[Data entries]
==*==

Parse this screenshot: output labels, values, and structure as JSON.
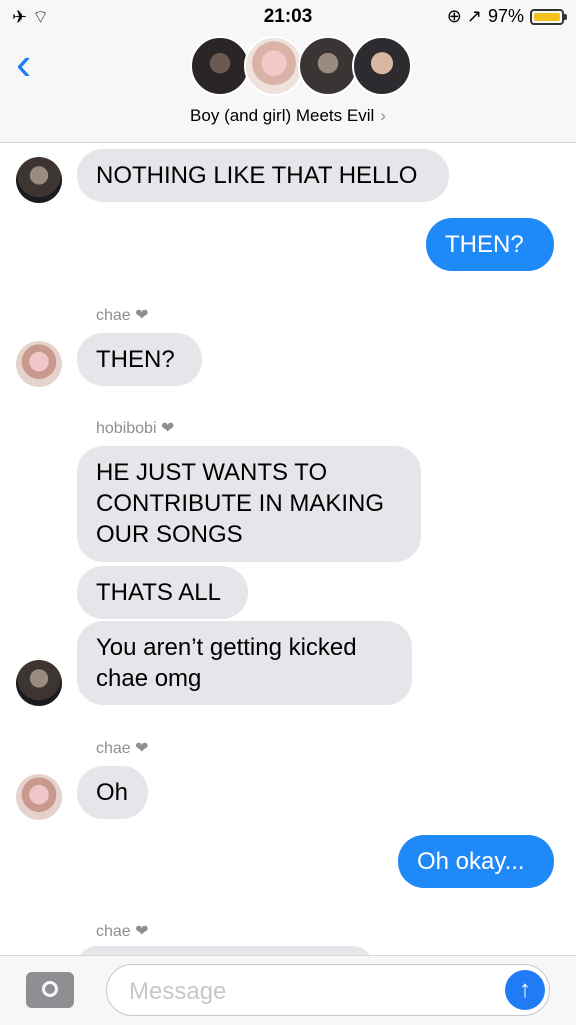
{
  "status_bar": {
    "time": "21:03",
    "battery_percent": "97%",
    "left_icons": "✈ ⌔",
    "right_icons": "⊕ ↗"
  },
  "header": {
    "back_icon": "chevron-left",
    "group_name": "Boy (and girl) Meets Evil",
    "chevron": "›"
  },
  "messages": {
    "m1": "NOTHING LIKE THAT HELLO",
    "m2": "THEN?",
    "sender_chae_1": "chae ❤",
    "m3": "THEN?",
    "sender_hobi": "hobibobi ❤",
    "m4": "HE JUST WANTS TO CONTRIBUTE IN MAKING OUR SONGS",
    "m5": "THATS ALL",
    "m6": "You aren’t getting kicked chae omg",
    "sender_chae_2": "chae ❤",
    "m7": "Oh",
    "m8": "Oh okay...",
    "sender_chae_3": "chae ❤"
  },
  "composer": {
    "placeholder": "Message",
    "send_icon": "↑"
  },
  "colors": {
    "accent": "#1f7cf5",
    "outgoing_bubble": "#1f8af7",
    "incoming_bubble": "#e5e5ea"
  }
}
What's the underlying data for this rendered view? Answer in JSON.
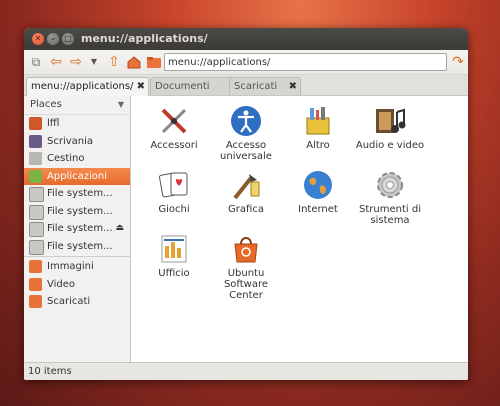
{
  "window": {
    "title": "menu://applications/"
  },
  "toolbar": {
    "location_value": "menu://applications/",
    "icons": [
      "new-window-icon",
      "back-arrow-icon",
      "forward-arrow-icon",
      "dropdown-icon",
      "up-arrow-icon",
      "home-icon",
      "go-icon"
    ]
  },
  "tabs": [
    {
      "label": "menu://applications/"
    },
    {
      "label": "Documenti"
    },
    {
      "label": "Scaricati"
    }
  ],
  "sidebar": {
    "header": "Places",
    "items": [
      {
        "label": "lffl"
      },
      {
        "label": "Scrivania"
      },
      {
        "label": "Cestino"
      },
      {
        "label": "Applicazioni"
      },
      {
        "label": "File system..."
      },
      {
        "label": "File system..."
      },
      {
        "label": "File system..."
      },
      {
        "label": "File system..."
      },
      {
        "label": "Immagini"
      },
      {
        "label": "Video"
      },
      {
        "label": "Scaricati"
      }
    ]
  },
  "apps": [
    {
      "label": "Accessori"
    },
    {
      "label": "Accesso universale"
    },
    {
      "label": "Altro"
    },
    {
      "label": "Audio e video"
    },
    {
      "label": "Giochi"
    },
    {
      "label": "Grafica"
    },
    {
      "label": "Internet"
    },
    {
      "label": "Strumenti di sistema"
    },
    {
      "label": "Ufficio"
    },
    {
      "label": "Ubuntu Software Center"
    }
  ],
  "status": {
    "text": "10 items"
  },
  "colors": {
    "accent": "#e56a2a",
    "titlebar": "#3b3a36"
  }
}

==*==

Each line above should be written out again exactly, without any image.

Parse this screenshot: output labels, values, and structure as JSON.
{
  "status_bar": {
    "time": "21:03",
    "battery_percent": "97%",
    "left_icons": "✈ ⌔",
    "right_icons": "⊕ ↗"
  },
  "header": {
    "back_icon": "chevron-left",
    "group_name": "Boy (and girl) Meets Evil",
    "chevron": "›"
  },
  "messages": {
    "m1": "NOTHING LIKE THAT HELLO",
    "m2": "THEN?",
    "sender_chae_1": "chae ❤",
    "m3": "THEN?",
    "sender_hobi": "hobibobi ❤",
    "m4": "HE JUST WANTS TO CONTRIBUTE IN MAKING OUR SONGS",
    "m5": "THATS ALL",
    "m6": "You aren’t getting kicked chae omg",
    "sender_chae_2": "chae ❤",
    "m7": "Oh",
    "m8": "Oh okay...",
    "sender_chae_3": "chae ❤"
  },
  "composer": {
    "placeholder": "Message",
    "send_icon": "↑"
  },
  "colors": {
    "accent": "#1f7cf5",
    "outgoing_bubble": "#1f8af7",
    "incoming_bubble": "#e5e5ea"
  }
}
What's the underlying data for this rendered view? Answer in JSON.
{
  "window": {
    "title": "menu://applications/"
  },
  "toolbar": {
    "location_value": "menu://applications/",
    "icons": [
      "new-window-icon",
      "back-arrow-icon",
      "forward-arrow-icon",
      "dropdown-icon",
      "up-arrow-icon",
      "home-icon",
      "go-icon"
    ]
  },
  "tabs": [
    {
      "label": "menu://applications/"
    },
    {
      "label": "Documenti"
    },
    {
      "label": "Scaricati"
    }
  ],
  "sidebar": {
    "header": "Places",
    "items": [
      {
        "label": "lffl"
      },
      {
        "label": "Scrivania"
      },
      {
        "label": "Cestino"
      },
      {
        "label": "Applicazioni"
      },
      {
        "label": "File system..."
      },
      {
        "label": "File system..."
      },
      {
        "label": "File system..."
      },
      {
        "label": "File system..."
      },
      {
        "label": "Immagini"
      },
      {
        "label": "Video"
      },
      {
        "label": "Scaricati"
      }
    ]
  },
  "apps": [
    {
      "label": "Accessori"
    },
    {
      "label": "Accesso universale"
    },
    {
      "label": "Altro"
    },
    {
      "label": "Audio e video"
    },
    {
      "label": "Giochi"
    },
    {
      "label": "Grafica"
    },
    {
      "label": "Internet"
    },
    {
      "label": "Strumenti di sistema"
    },
    {
      "label": "Ufficio"
    },
    {
      "label": "Ubuntu Software Center"
    }
  ],
  "status": {
    "text": "10 items"
  },
  "colors": {
    "accent": "#e56a2a",
    "titlebar": "#3b3a36"
  }
}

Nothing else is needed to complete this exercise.